*About this task:*
Give back every line of the material below exactly, but no images.

*Entries provided:*
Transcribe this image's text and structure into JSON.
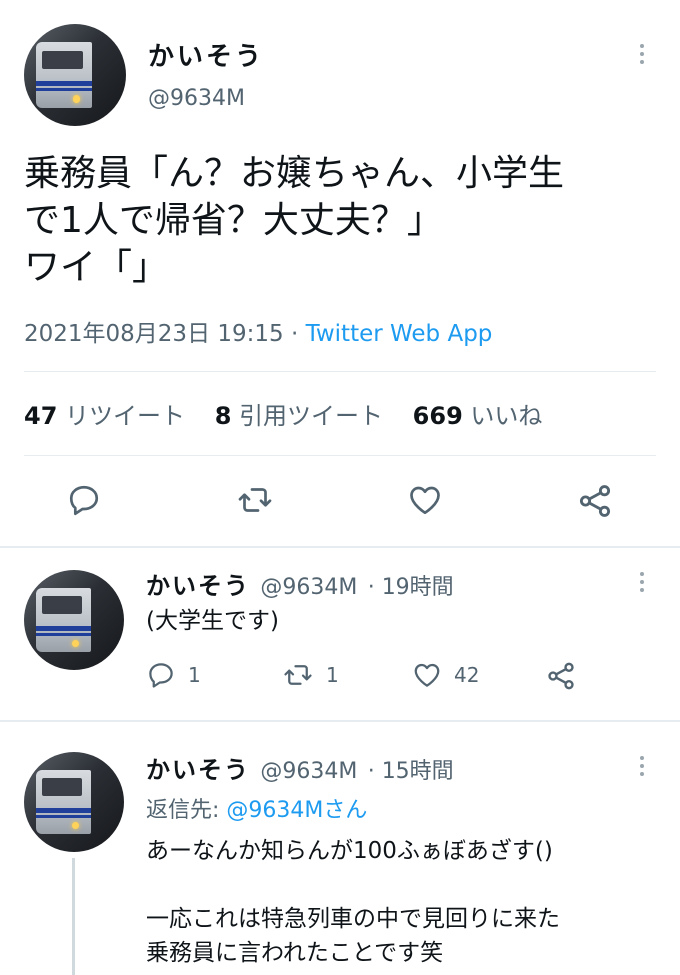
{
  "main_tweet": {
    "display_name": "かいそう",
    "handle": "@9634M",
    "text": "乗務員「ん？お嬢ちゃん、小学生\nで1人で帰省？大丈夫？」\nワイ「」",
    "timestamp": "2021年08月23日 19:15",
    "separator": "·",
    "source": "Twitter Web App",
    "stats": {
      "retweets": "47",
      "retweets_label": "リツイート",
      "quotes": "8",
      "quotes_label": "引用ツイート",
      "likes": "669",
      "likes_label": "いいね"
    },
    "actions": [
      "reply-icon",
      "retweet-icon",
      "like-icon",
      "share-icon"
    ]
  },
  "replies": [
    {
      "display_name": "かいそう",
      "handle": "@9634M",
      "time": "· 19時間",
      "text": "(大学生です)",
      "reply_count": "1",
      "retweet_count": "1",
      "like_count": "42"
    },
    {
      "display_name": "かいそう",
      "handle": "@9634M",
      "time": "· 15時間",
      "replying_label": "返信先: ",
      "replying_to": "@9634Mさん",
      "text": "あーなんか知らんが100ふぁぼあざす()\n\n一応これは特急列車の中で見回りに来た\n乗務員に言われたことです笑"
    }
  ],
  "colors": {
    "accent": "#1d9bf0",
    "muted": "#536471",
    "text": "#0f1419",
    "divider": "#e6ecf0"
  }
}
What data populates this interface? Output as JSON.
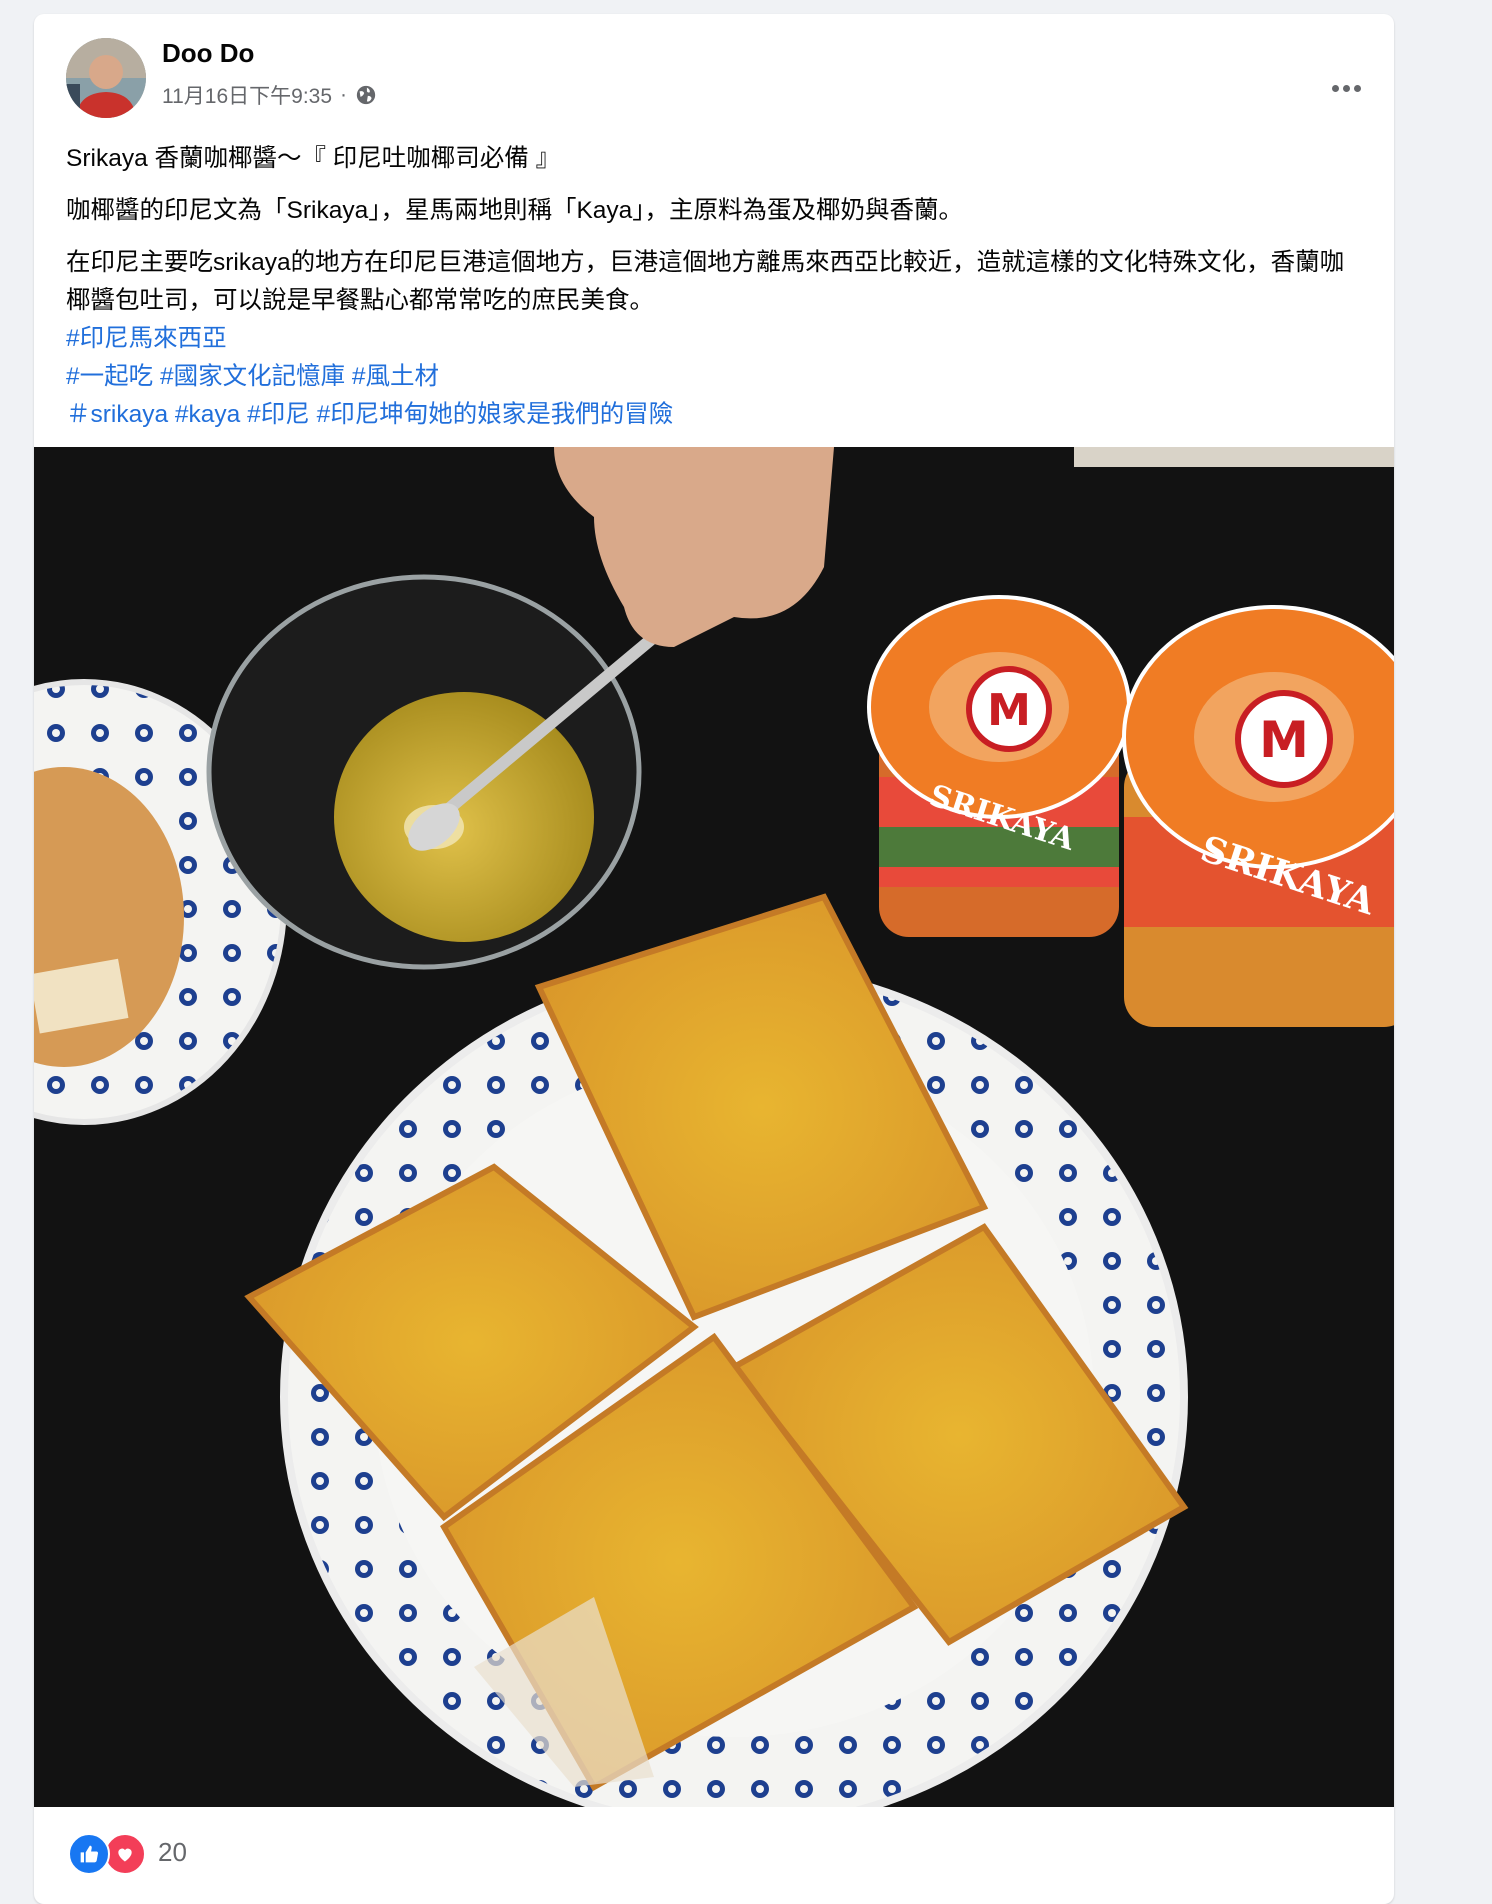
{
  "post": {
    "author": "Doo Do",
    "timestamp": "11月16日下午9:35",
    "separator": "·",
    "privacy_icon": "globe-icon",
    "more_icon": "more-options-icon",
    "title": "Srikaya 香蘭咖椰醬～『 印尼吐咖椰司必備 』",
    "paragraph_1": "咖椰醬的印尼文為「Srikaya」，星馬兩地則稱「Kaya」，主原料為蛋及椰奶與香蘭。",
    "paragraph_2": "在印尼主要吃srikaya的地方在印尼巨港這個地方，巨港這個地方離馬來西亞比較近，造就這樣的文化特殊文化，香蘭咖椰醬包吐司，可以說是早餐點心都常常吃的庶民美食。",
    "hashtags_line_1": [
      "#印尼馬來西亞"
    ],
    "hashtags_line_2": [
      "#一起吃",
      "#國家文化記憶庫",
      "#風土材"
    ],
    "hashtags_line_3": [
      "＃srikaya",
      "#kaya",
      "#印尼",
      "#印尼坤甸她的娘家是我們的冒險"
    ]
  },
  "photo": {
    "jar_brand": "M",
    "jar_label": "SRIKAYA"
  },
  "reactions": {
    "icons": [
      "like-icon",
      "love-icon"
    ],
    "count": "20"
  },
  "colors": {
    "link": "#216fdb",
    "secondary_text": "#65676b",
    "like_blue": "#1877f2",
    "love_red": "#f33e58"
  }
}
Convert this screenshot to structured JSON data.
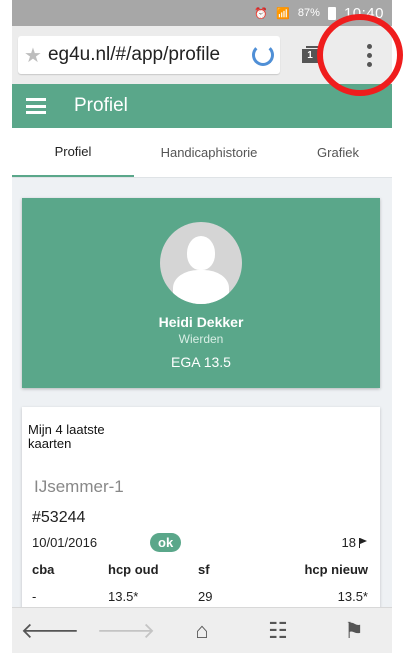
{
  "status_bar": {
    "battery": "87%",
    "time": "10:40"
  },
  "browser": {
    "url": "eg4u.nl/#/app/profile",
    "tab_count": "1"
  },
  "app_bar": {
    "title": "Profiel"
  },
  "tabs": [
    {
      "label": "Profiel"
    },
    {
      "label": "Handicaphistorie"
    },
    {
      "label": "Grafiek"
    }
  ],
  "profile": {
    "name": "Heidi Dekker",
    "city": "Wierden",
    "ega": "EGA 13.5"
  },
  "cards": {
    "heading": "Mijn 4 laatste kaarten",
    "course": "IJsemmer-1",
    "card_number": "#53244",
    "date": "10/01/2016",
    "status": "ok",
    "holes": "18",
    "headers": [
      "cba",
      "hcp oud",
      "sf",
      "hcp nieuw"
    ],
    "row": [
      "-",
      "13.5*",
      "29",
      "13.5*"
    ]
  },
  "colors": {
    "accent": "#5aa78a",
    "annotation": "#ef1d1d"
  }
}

*Answer to the problem:*
Transcribe this image's text and structure into JSON.
{
  "main_tweet": {
    "display_name": "かいそう",
    "handle": "@9634M",
    "text": "乗務員「ん？お嬢ちゃん、小学生\nで1人で帰省？大丈夫？」\nワイ「」",
    "timestamp": "2021年08月23日 19:15",
    "separator": "·",
    "source": "Twitter Web App",
    "stats": {
      "retweets": "47",
      "retweets_label": "リツイート",
      "quotes": "8",
      "quotes_label": "引用ツイート",
      "likes": "669",
      "likes_label": "いいね"
    },
    "actions": [
      "reply-icon",
      "retweet-icon",
      "like-icon",
      "share-icon"
    ]
  },
  "replies": [
    {
      "display_name": "かいそう",
      "handle": "@9634M",
      "time": "· 19時間",
      "text": "(大学生です)",
      "reply_count": "1",
      "retweet_count": "1",
      "like_count": "42"
    },
    {
      "display_name": "かいそう",
      "handle": "@9634M",
      "time": "· 15時間",
      "replying_label": "返信先: ",
      "replying_to": "@9634Mさん",
      "text": "あーなんか知らんが100ふぁぼあざす()\n\n一応これは特急列車の中で見回りに来た\n乗務員に言われたことです笑"
    }
  ],
  "colors": {
    "accent": "#1d9bf0",
    "muted": "#536471",
    "text": "#0f1419",
    "divider": "#e6ecf0"
  }
}
What data populates this interface? Output as JSON.
{
  "post": {
    "author": "Doo Do",
    "timestamp": "11月16日下午9:35",
    "separator": "·",
    "privacy_icon": "globe-icon",
    "more_icon": "more-options-icon",
    "title": "Srikaya 香蘭咖椰醬～『 印尼吐咖椰司必備 』",
    "paragraph_1": "咖椰醬的印尼文為「Srikaya」，星馬兩地則稱「Kaya」，主原料為蛋及椰奶與香蘭。",
    "paragraph_2": "在印尼主要吃srikaya的地方在印尼巨港這個地方，巨港這個地方離馬來西亞比較近，造就這樣的文化特殊文化，香蘭咖椰醬包吐司，可以說是早餐點心都常常吃的庶民美食。",
    "hashtags_line_1": [
      "#印尼馬來西亞"
    ],
    "hashtags_line_2": [
      "#一起吃",
      "#國家文化記憶庫",
      "#風土材"
    ],
    "hashtags_line_3": [
      "＃srikaya",
      "#kaya",
      "#印尼",
      "#印尼坤甸她的娘家是我們的冒險"
    ]
  },
  "photo": {
    "jar_brand": "M",
    "jar_label": "SRIKAYA"
  },
  "reactions": {
    "icons": [
      "like-icon",
      "love-icon"
    ],
    "count": "20"
  },
  "colors": {
    "link": "#216fdb",
    "secondary_text": "#65676b",
    "like_blue": "#1877f2",
    "love_red": "#f33e58"
  }
}
Convert this screenshot to structured JSON data.
{
  "status_bar": {
    "battery": "87%",
    "time": "10:40"
  },
  "browser": {
    "url": "eg4u.nl/#/app/profile",
    "tab_count": "1"
  },
  "app_bar": {
    "title": "Profiel"
  },
  "tabs": [
    {
      "label": "Profiel"
    },
    {
      "label": "Handicaphistorie"
    },
    {
      "label": "Grafiek"
    }
  ],
  "profile": {
    "name": "Heidi Dekker",
    "city": "Wierden",
    "ega": "EGA 13.5"
  },
  "cards": {
    "heading": "Mijn 4 laatste kaarten",
    "course": "IJsemmer-1",
    "card_number": "#53244",
    "date": "10/01/2016",
    "status": "ok",
    "holes": "18",
    "headers": [
      "cba",
      "hcp oud",
      "sf",
      "hcp nieuw"
    ],
    "row": [
      "-",
      "13.5*",
      "29",
      "13.5*"
    ]
  },
  "colors": {
    "accent": "#5aa78a",
    "annotation": "#ef1d1d"
  }
}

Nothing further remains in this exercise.